The Finch Formerly Known As Gold

5 September 2005

Democratic strategery

Is Harry Reid out of his depth? Get a load of this:

"Now that the president has said he will nominate Judge Roberts as chief justice, the stakes are higher and the Senate's advice and consent responsibility is even more important," Democratic leader Harry Reid said Monday in a statement. "The Senate must be vigilant."

How exactly are the stakes higher? The Chief Justice is but one vote among nine; his opinion counts no more than that of any other member of the Court. As a reward for his title, he gets some extra paperwork and the task of counting heads.

Of course, Reid once said he could back Antonin Scalia for Chief Justice, which suggests to me that Reid might be thinking the affable John Roberts would actually be more efficient at building a reliable conservative consensus on the Court than would the caustic Scalia.

Or it could just mean that they cut off a random thirty seconds from the big spool of audio clips in the back of Howard Dean's office, and this is the one Reid got.

Posted at 10:27 AM to Political Science Fiction

The CJ sets the tone for the court's conferences and sets the rules for running the building. He is, in effect, the pointy-haired boss, so now they're even more concerned about how pointy-haired he is.

Other than that, I'm with you - I don't know why he didn't nominate Scalia for CJ unless some powerful people told him not to, or unless he thought there was a chance in hell that Scalia wouldn't get confirmed. As long as Scalia is smart enough not to resign as Associate Justice until he's confirmed as CJ, it's just a shift in chairs without much power shift. He's been around the building long enough to know how to make things work.

Roberts, alas, has never even heard a trial. The CJ is the head of the US Judiciary, so maybe experience is called for. I dunno. Earl Warren didn't have much experience, but the right didn't seem to like him very much.

Posted by: Matt at 9:24 PM on 5 September 2005

They didn't expect Earl Warren to make any waves. (This is what conservatives used to do in the 1950s and thereabouts: conserve the status quo. The recent trend toward conservative activism is an invention of Ronald Reagan / Newt Gingrich / Richard Mellon Scaife [choose one].)

Whatever the motivations, it will be interesting.

Posted by: CGHill at 7:35 AM on 6 September 2005
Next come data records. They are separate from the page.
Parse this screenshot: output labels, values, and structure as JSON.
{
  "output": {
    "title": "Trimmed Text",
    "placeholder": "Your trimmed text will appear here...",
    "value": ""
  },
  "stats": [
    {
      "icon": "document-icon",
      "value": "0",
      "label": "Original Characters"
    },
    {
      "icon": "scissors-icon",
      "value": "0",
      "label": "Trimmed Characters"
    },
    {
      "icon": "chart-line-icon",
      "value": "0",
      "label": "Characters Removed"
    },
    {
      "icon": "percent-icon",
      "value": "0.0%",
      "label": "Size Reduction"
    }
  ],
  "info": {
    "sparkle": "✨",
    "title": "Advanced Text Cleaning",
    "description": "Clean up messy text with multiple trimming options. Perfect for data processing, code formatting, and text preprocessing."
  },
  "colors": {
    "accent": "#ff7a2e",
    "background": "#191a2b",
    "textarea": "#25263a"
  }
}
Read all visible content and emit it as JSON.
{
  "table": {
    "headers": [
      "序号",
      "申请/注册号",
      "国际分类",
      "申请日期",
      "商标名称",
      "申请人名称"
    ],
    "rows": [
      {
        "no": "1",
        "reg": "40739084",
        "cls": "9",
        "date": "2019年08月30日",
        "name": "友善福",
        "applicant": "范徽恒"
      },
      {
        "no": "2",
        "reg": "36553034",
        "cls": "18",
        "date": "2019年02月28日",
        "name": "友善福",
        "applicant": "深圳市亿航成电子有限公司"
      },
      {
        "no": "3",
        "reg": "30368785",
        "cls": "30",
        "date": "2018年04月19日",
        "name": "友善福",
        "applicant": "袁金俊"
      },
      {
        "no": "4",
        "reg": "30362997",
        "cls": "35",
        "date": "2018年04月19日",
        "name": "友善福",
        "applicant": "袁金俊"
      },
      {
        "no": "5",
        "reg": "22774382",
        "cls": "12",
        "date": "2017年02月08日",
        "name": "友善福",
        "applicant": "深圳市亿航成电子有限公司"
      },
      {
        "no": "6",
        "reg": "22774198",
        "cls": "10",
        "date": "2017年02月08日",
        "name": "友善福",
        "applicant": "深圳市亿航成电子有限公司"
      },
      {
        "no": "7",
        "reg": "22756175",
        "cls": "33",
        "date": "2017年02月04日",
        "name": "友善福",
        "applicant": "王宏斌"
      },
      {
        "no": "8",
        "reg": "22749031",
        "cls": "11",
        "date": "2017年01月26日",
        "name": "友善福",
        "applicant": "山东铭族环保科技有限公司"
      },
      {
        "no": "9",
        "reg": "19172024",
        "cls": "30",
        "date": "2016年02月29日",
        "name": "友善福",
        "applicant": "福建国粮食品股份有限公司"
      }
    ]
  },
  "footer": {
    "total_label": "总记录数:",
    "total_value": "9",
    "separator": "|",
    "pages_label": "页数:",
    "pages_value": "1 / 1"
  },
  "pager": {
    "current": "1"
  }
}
Roberts, alas, has never even heard a trial.

He has, however, sat on an appellate court for two years.

It's been a long time (ahem) since SCOTUS presided over a trial.

Posted by: McGehee at 9:25 AM on 6 September 2005